## [ASSIGNMENT]
Among the entries below, find all lines that include "details" and copy them.
(RECORDED DATA)
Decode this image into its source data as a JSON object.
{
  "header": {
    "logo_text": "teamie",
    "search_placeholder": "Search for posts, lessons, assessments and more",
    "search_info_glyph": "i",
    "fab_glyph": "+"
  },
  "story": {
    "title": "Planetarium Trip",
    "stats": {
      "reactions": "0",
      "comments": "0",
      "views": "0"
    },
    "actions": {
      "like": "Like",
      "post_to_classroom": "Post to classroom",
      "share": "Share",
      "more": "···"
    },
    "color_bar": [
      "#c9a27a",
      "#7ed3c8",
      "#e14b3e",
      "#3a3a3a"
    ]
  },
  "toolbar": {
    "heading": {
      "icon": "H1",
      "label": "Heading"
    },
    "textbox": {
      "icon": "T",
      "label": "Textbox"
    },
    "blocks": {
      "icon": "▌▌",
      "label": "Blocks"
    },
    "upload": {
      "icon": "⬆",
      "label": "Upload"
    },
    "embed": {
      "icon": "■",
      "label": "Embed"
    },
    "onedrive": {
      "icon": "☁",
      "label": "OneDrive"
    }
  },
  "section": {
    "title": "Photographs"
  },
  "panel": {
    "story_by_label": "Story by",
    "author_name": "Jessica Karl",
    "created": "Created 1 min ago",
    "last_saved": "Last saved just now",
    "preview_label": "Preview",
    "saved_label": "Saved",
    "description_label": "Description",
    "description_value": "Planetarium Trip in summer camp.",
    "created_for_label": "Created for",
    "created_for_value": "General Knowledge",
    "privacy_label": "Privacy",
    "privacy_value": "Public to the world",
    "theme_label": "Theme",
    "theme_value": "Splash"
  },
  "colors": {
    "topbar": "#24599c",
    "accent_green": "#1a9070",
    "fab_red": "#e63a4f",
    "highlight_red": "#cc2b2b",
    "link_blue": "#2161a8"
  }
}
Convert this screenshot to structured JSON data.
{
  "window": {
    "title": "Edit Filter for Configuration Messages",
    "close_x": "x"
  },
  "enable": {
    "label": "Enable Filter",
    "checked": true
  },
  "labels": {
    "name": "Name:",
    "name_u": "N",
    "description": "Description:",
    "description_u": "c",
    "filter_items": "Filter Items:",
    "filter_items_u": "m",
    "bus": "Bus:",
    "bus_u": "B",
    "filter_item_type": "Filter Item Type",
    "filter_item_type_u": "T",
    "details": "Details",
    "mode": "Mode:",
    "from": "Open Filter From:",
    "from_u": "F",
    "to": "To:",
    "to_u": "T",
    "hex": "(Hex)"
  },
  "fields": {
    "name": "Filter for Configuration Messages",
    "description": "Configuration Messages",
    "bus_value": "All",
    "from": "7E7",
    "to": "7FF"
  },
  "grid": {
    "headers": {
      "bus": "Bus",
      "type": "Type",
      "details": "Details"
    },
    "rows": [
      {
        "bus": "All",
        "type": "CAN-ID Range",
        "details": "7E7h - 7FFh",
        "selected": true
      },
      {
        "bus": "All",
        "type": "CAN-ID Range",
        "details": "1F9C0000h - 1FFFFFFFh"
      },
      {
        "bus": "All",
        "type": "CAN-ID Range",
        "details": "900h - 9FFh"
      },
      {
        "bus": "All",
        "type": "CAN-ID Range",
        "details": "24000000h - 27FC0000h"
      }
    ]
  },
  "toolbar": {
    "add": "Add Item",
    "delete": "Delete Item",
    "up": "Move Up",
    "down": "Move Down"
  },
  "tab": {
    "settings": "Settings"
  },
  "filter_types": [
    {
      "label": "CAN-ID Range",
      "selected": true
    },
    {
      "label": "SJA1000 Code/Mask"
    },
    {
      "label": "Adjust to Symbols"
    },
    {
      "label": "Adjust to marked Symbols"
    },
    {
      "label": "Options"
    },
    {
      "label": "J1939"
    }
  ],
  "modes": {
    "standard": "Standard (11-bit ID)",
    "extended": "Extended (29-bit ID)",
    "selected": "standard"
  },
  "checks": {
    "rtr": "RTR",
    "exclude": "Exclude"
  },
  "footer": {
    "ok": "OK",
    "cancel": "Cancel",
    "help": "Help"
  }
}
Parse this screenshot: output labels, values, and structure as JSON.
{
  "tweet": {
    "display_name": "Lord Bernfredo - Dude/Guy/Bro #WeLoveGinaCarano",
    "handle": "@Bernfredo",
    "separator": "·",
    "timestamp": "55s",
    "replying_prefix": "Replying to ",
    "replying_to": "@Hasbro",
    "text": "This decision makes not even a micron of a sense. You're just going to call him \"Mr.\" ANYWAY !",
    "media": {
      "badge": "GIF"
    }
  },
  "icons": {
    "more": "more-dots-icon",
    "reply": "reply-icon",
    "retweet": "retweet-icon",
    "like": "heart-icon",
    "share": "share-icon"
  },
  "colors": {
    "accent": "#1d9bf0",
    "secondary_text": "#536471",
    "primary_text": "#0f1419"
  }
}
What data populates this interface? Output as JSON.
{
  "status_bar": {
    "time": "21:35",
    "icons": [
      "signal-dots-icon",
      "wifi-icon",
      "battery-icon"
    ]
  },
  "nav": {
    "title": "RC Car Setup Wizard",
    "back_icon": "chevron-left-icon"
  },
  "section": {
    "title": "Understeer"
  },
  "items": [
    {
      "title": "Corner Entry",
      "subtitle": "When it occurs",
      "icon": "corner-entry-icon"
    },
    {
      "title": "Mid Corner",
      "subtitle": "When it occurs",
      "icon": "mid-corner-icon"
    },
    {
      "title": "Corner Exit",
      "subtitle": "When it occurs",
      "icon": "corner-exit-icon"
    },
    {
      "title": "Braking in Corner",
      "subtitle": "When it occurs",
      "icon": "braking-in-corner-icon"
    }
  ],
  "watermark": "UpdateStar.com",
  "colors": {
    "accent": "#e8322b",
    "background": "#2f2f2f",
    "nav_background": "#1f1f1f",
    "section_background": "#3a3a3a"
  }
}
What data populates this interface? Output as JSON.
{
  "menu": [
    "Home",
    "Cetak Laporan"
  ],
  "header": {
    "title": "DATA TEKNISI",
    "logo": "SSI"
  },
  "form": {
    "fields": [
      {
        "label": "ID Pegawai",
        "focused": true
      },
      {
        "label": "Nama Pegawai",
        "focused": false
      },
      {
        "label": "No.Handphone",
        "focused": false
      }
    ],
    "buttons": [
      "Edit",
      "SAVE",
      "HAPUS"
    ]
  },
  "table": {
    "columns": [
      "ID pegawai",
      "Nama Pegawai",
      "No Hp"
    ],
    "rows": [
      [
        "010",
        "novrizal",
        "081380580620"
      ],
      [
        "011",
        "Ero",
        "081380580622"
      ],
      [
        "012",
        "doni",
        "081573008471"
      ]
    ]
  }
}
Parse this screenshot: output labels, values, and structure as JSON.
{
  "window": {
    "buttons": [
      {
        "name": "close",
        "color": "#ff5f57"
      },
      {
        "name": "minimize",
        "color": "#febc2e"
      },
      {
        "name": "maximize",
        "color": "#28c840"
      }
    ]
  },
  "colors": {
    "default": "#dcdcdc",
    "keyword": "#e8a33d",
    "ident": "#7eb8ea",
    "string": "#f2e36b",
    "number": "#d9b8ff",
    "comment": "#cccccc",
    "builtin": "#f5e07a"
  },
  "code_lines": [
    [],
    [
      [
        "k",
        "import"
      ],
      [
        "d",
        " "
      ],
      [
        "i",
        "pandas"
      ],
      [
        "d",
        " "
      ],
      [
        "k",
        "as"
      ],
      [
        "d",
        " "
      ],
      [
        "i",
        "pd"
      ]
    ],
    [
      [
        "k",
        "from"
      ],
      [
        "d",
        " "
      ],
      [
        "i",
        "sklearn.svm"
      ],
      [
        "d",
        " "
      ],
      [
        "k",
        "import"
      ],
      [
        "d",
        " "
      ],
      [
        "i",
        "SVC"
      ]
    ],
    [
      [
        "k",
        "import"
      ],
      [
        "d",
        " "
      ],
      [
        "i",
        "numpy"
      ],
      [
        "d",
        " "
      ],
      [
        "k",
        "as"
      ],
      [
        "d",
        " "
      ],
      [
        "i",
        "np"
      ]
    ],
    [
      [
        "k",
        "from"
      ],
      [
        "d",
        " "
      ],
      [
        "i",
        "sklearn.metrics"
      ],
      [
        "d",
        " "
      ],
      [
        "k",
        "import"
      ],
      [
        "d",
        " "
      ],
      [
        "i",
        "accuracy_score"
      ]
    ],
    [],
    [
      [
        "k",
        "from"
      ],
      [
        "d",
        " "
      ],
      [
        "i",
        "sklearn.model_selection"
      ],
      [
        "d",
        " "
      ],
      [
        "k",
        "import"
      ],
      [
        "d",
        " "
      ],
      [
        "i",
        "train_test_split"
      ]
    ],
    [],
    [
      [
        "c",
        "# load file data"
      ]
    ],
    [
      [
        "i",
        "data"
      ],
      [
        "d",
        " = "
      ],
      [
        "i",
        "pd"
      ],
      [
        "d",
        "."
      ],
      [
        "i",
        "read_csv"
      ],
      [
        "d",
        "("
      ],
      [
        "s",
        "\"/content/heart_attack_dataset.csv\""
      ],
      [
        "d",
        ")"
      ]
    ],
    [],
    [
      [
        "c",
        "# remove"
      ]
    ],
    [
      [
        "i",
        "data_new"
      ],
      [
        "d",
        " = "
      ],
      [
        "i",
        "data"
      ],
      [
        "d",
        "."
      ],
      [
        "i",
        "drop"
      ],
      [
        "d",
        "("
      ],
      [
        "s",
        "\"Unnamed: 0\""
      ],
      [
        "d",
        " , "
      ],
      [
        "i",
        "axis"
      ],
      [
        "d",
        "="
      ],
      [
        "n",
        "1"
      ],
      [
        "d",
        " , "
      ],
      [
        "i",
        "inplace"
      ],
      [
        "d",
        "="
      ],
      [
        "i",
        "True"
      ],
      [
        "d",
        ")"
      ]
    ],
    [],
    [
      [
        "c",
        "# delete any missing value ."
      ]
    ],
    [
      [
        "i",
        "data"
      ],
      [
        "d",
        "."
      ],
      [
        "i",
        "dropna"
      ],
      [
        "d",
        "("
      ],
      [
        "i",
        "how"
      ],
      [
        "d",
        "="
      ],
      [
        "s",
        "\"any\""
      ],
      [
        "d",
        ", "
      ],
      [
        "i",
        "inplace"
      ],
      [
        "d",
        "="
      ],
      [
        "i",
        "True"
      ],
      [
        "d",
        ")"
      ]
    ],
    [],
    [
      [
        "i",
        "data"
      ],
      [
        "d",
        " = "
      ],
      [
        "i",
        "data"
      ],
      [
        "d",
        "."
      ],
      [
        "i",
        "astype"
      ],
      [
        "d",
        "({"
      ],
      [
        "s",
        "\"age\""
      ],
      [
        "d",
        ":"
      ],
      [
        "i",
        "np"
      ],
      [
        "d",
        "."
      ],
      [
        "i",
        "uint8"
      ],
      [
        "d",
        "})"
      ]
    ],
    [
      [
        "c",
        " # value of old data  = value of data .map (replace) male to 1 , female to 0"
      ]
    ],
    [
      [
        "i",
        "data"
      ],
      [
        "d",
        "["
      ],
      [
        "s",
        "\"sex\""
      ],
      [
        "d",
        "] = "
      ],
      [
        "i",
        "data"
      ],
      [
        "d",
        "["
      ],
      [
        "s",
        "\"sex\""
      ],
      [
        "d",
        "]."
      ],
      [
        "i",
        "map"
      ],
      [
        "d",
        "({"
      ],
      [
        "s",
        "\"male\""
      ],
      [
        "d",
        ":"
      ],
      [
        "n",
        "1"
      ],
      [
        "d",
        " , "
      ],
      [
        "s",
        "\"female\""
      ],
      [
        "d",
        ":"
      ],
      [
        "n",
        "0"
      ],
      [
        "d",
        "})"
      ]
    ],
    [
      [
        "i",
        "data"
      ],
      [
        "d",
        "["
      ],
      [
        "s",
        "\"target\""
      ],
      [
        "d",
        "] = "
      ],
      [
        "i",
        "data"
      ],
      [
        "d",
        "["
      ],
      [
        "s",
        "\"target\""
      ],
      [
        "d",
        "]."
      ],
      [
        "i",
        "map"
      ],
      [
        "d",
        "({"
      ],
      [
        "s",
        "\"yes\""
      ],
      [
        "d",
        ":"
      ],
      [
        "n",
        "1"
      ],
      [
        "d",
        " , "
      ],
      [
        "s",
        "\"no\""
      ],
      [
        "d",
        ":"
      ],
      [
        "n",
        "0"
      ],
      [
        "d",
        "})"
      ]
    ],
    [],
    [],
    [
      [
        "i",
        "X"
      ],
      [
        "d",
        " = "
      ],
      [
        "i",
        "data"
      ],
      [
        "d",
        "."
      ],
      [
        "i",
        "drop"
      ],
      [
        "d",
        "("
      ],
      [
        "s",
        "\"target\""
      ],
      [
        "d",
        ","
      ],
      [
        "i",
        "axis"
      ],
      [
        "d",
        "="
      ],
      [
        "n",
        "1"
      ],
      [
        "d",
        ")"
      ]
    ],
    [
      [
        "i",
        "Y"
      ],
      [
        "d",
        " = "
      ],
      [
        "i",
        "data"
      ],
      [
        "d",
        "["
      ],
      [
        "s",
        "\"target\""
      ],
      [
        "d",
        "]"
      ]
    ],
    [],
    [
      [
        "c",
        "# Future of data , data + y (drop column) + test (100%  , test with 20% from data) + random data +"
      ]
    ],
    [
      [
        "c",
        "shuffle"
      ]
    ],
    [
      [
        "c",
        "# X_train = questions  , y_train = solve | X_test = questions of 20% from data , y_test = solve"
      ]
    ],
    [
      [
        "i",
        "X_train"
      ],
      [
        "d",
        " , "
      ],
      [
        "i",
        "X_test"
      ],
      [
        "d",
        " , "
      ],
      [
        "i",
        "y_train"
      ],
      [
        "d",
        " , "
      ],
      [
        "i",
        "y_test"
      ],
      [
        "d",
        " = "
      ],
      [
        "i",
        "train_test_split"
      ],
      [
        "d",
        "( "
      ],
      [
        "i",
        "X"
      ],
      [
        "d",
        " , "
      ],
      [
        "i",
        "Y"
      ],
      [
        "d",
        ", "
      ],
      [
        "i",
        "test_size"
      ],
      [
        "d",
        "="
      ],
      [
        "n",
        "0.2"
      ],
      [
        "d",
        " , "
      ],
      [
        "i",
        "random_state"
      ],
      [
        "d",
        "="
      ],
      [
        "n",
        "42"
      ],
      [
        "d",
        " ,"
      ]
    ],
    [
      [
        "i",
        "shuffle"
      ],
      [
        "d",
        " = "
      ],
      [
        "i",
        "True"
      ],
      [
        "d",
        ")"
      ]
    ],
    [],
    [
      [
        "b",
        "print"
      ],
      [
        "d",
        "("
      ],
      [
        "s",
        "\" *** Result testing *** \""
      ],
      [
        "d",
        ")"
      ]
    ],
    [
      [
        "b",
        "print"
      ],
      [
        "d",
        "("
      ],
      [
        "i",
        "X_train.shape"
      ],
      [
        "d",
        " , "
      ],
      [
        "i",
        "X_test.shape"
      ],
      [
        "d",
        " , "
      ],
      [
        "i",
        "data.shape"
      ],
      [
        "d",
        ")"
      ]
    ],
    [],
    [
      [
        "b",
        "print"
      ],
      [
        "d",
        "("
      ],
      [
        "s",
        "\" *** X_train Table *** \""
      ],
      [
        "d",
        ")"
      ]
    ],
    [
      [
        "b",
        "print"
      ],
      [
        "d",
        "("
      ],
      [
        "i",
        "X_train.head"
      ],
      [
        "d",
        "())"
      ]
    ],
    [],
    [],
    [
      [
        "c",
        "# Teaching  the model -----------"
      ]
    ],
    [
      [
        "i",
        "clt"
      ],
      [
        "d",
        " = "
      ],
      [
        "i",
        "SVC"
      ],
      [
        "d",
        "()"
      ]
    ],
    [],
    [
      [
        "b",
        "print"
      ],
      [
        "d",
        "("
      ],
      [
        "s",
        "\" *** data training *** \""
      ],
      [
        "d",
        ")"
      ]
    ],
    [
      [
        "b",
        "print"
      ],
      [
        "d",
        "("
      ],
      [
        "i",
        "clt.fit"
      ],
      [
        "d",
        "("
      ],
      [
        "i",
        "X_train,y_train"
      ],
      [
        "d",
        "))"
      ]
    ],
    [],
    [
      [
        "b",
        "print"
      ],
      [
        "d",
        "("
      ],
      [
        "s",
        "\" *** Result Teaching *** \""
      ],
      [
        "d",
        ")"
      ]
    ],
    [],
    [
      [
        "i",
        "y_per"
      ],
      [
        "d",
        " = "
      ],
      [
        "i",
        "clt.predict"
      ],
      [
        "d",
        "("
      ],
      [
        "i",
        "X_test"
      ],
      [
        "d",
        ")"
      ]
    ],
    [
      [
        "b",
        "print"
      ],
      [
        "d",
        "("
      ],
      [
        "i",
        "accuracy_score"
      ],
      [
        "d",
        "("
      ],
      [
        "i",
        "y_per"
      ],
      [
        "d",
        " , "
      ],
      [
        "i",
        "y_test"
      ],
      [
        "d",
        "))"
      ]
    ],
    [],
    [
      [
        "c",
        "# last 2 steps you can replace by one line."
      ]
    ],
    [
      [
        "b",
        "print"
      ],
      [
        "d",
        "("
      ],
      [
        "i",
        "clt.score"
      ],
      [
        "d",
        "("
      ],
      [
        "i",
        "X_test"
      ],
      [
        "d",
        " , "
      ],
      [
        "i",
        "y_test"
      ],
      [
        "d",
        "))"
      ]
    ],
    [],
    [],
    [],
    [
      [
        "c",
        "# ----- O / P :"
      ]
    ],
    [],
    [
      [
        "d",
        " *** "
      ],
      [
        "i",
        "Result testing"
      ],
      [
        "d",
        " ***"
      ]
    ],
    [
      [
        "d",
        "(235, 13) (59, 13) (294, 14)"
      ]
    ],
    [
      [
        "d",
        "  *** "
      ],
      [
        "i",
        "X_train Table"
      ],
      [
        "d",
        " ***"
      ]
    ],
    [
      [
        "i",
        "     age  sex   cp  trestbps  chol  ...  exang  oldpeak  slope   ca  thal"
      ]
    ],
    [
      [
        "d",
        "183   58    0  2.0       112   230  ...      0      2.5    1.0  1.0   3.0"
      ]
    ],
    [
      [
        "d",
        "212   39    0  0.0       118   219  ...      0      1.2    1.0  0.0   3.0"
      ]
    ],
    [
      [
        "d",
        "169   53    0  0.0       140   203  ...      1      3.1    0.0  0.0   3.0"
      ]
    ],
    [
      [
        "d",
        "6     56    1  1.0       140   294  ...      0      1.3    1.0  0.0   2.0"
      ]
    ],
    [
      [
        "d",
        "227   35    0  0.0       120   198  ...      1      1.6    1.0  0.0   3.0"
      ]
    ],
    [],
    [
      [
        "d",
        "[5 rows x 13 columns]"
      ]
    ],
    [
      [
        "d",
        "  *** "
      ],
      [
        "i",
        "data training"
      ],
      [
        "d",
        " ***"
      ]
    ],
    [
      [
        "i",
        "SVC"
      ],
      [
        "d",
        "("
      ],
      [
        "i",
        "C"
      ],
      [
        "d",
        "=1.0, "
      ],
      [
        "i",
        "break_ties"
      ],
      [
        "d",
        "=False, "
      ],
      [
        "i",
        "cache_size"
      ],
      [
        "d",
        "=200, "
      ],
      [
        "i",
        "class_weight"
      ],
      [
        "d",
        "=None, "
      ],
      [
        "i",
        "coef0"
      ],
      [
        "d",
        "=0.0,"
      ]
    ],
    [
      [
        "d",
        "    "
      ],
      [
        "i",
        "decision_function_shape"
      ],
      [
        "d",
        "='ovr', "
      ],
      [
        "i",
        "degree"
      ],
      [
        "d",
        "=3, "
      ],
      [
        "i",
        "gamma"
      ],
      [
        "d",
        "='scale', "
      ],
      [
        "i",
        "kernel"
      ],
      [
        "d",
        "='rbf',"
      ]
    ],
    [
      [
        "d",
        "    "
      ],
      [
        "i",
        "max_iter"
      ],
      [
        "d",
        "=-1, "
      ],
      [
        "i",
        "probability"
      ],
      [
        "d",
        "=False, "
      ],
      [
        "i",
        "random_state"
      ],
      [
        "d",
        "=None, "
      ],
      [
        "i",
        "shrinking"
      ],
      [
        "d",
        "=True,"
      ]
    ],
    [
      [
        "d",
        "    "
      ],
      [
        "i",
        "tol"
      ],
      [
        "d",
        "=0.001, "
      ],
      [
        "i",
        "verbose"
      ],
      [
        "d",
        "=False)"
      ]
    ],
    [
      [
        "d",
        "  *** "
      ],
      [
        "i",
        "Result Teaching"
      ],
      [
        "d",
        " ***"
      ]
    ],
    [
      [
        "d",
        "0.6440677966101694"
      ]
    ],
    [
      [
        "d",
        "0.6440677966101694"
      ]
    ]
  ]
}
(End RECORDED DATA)
## [OUTPUT OF THE TASK]
    "details": "Details",
      "details": "Details"
        "details": "7E7h - 7FFh",
        "details": "1F9C0000h - 1FFFFFFFh"
        "details": "900h - 9FFh"
        "details": "24000000h - 27FC0000h"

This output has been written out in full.